*** Begin section ***

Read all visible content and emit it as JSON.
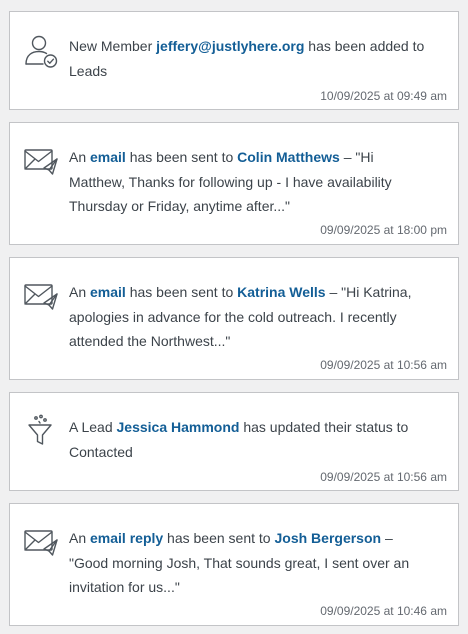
{
  "activities": [
    {
      "icon": "member-added-icon",
      "parts": [
        {
          "text": "New Member "
        },
        {
          "text": "jeffery@justlyhere.org",
          "link": true
        },
        {
          "text": " has been added to Leads"
        }
      ],
      "timestamp": "10/09/2025 at 09:49 am"
    },
    {
      "icon": "email-sent-icon",
      "parts": [
        {
          "text": "An "
        },
        {
          "text": "email",
          "link": true
        },
        {
          "text": " has been sent to "
        },
        {
          "text": "Colin Matthews",
          "link": true
        },
        {
          "text": " – \"Hi Matthew, Thanks for following up - I have availability Thursday or Friday, anytime after...\""
        }
      ],
      "timestamp": "09/09/2025 at 18:00 pm"
    },
    {
      "icon": "email-sent-icon",
      "parts": [
        {
          "text": "An "
        },
        {
          "text": "email",
          "link": true
        },
        {
          "text": " has been sent to "
        },
        {
          "text": "Katrina Wells",
          "link": true
        },
        {
          "text": " – \"Hi Katrina, apologies in advance for the cold outreach. I recently attended the Northwest...\""
        }
      ],
      "timestamp": "09/09/2025 at 10:56 am"
    },
    {
      "icon": "funnel-status-icon",
      "parts": [
        {
          "text": "A Lead "
        },
        {
          "text": "Jessica Hammond",
          "link": true
        },
        {
          "text": " has updated their status to Contacted"
        }
      ],
      "timestamp": "09/09/2025 at 10:56 am"
    },
    {
      "icon": "email-sent-icon",
      "parts": [
        {
          "text": "An "
        },
        {
          "text": "email reply",
          "link": true
        },
        {
          "text": " has been sent to "
        },
        {
          "text": "Josh Bergerson",
          "link": true
        },
        {
          "text": " – \"Good morning Josh, That sounds great, I sent over an invitation for us...\""
        }
      ],
      "timestamp": "09/09/2025 at 10:46 am"
    }
  ],
  "colors": {
    "link": "#135e96",
    "text": "#3c434a",
    "muted": "#646970",
    "border": "#c3c4c7",
    "background": "#f0f0f1"
  }
}
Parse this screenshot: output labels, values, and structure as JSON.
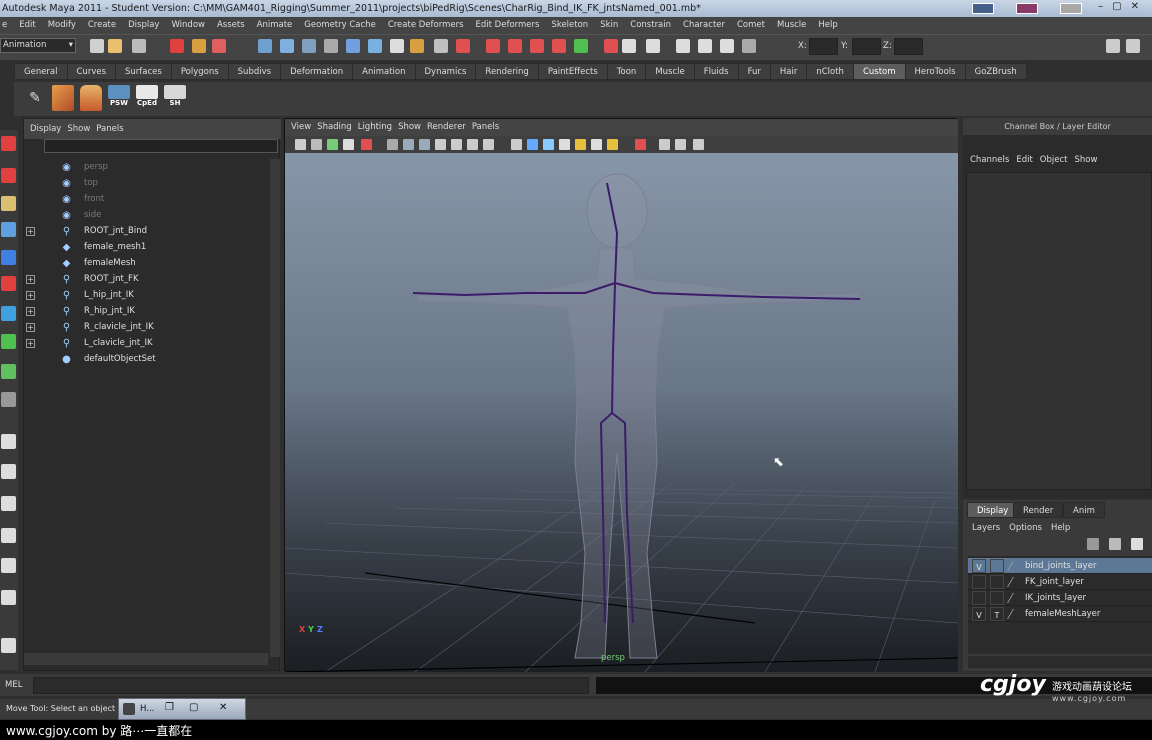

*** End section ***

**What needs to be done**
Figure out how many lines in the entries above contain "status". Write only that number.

**Reply to the task**
2